* [Exercise brief]: Exactly as given, restate each record that follows.

* [Data to use]:
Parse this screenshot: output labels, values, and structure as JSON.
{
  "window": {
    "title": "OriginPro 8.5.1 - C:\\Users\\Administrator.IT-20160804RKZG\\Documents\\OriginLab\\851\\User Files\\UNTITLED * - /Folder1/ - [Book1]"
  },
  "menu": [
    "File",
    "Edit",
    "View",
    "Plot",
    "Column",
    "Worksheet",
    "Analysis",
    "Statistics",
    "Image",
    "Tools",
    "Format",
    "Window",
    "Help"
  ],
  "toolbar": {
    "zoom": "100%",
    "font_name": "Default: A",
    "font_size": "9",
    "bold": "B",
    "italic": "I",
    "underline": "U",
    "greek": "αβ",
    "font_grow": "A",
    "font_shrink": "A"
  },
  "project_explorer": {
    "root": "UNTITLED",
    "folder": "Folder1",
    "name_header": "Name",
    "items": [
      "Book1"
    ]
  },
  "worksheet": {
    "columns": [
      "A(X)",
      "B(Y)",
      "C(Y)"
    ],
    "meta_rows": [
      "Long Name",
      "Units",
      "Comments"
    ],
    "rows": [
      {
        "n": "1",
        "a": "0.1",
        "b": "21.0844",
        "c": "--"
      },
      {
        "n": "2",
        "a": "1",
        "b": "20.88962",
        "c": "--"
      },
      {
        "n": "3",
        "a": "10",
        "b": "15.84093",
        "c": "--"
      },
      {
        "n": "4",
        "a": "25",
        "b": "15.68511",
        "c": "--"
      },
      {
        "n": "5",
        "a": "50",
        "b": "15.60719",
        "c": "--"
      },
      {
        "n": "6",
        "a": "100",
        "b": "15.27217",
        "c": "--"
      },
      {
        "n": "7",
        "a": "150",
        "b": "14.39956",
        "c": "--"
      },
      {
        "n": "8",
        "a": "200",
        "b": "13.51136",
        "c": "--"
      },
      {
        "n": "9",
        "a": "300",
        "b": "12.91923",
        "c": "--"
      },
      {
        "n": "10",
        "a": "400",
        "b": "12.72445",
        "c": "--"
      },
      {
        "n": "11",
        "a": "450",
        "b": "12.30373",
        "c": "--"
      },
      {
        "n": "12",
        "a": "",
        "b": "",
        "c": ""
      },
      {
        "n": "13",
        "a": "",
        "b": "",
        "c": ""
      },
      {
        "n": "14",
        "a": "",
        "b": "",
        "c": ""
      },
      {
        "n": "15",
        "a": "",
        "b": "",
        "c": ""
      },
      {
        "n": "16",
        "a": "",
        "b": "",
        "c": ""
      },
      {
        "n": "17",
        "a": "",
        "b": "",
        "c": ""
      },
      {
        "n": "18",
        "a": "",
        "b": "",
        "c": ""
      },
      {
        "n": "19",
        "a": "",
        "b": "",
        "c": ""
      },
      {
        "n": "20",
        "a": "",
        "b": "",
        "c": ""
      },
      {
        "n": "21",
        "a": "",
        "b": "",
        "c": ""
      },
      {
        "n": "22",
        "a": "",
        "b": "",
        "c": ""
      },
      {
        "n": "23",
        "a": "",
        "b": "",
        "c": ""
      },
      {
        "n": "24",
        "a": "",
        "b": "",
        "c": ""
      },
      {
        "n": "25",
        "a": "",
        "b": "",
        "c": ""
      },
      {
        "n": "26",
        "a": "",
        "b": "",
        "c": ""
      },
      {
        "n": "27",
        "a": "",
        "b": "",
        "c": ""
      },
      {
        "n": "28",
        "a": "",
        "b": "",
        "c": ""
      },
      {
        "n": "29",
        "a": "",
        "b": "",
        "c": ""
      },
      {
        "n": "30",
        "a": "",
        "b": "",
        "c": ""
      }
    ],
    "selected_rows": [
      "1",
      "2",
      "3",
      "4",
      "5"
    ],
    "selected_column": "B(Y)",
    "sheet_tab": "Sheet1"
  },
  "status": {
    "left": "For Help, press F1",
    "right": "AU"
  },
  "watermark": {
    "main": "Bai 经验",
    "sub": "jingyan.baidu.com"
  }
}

* [Result of this exercise]:
Parse this screenshot: output labels, values, and structure as JSON.
{
  "window": {
    "title": "OriginPro 8.5.1 - C:\\Users\\Administrator.IT-20160804RKZG\\Documents\\OriginLab\\851\\User Files\\UNTITLED * - /Folder1/ - [Book1]"
  },
  "menu": [
    "File",
    "Edit",
    "View",
    "Plot",
    "Column",
    "Worksheet",
    "Analysis",
    "Statistics",
    "Image",
    "Tools",
    "Format",
    "Window",
    "Help"
  ],
  "toolbar": {
    "zoom": "100%",
    "font_name": "Default: A",
    "font_size": "9",
    "bold": "B",
    "italic": "I",
    "underline": "U",
    "greek": "αβ",
    "font_grow": "A",
    "font_shrink": "A"
  },
  "project_explorer": {
    "root": "UNTITLED",
    "folder": "Folder1",
    "name_header": "Name",
    "items": [
      "Book1"
    ]
  },
  "worksheet": {
    "columns": [
      "A(X)",
      "B(Y)",
      "C(Y)"
    ],
    "meta_rows": [
      "Long Name",
      "Units",
      "Comments"
    ],
    "rows": [
      {
        "n": "1",
        "a": "0.1",
        "b": "21.0844",
        "c": "--"
      },
      {
        "n": "2",
        "a": "1",
        "b": "20.88962",
        "c": "--"
      },
      {
        "n": "3",
        "a": "10",
        "b": "15.84093",
        "c": "--"
      },
      {
        "n": "4",
        "a": "25",
        "b": "15.68511",
        "c": "--"
      },
      {
        "n": "5",
        "a": "50",
        "b": "15.60719",
        "c": "--"
      },
      {
        "n": "6",
        "a": "100",
        "b": "15.27217",
        "c": "--"
      },
      {
        "n": "7",
        "a": "150",
        "b": "14.39956",
        "c": "--"
      },
      {
        "n": "8",
        "a": "200",
        "b": "13.51136",
        "c": "--"
      },
      {
        "n": "9",
        "a": "300",
        "b": "12.91923",
        "c": "--"
      },
      {
        "n": "10",
        "a": "400",
        "b": "12.72445",
        "c": "--"
      },
      {
        "n": "11",
        "a": "450",
        "b": "12.30373",
        "c": "--"
      },
      {
        "n": "12",
        "a": "",
        "b": "",
        "c": ""
      },
      {
        "n": "13",
        "a": "",
        "b": "",
        "c": ""
      },
      {
        "n": "14",
        "a": "",
        "b": "",
        "c": ""
      },
      {
        "n": "15",
        "a": "",
        "b": "",
        "c": ""
      },
      {
        "n": "16",
        "a": "",
        "b": "",
        "c": ""
      },
      {
        "n": "17",
        "a": "",
        "b": "",
        "c": ""
      },
      {
        "n": "18",
        "a": "",
        "b": "",
        "c": ""
      },
      {
        "n": "19",
        "a": "",
        "b": "",
        "c": ""
      },
      {
        "n": "20",
        "a": "",
        "b": "",
        "c": ""
      },
      {
        "n": "21",
        "a": "",
        "b": "",
        "c": ""
      },
      {
        "n": "22",
        "a": "",
        "b": "",
        "c": ""
      },
      {
        "n": "23",
        "a": "",
        "b": "",
        "c": ""
      },
      {
        "n": "24",
        "a": "",
        "b": "",
        "c": ""
      },
      {
        "n": "25",
        "a": "",
        "b": "",
        "c": ""
      },
      {
        "n": "26",
        "a": "",
        "b": "",
        "c": ""
      },
      {
        "n": "27",
        "a": "",
        "b": "",
        "c": ""
      },
      {
        "n": "28",
        "a": "",
        "b": "",
        "c": ""
      },
      {
        "n": "29",
        "a": "",
        "b": "",
        "c": ""
      },
      {
        "n": "30",
        "a": "",
        "b": "",
        "c": ""
      }
    ],
    "selected_rows": [
      "1",
      "2",
      "3",
      "4",
      "5"
    ],
    "selected_column": "B(Y)",
    "sheet_tab": "Sheet1"
  },
  "status": {
    "left": "For Help, press F1",
    "right": "AU"
  },
  "watermark": {
    "main": "Bai 经验",
    "sub": "jingyan.baidu.com"
  }
}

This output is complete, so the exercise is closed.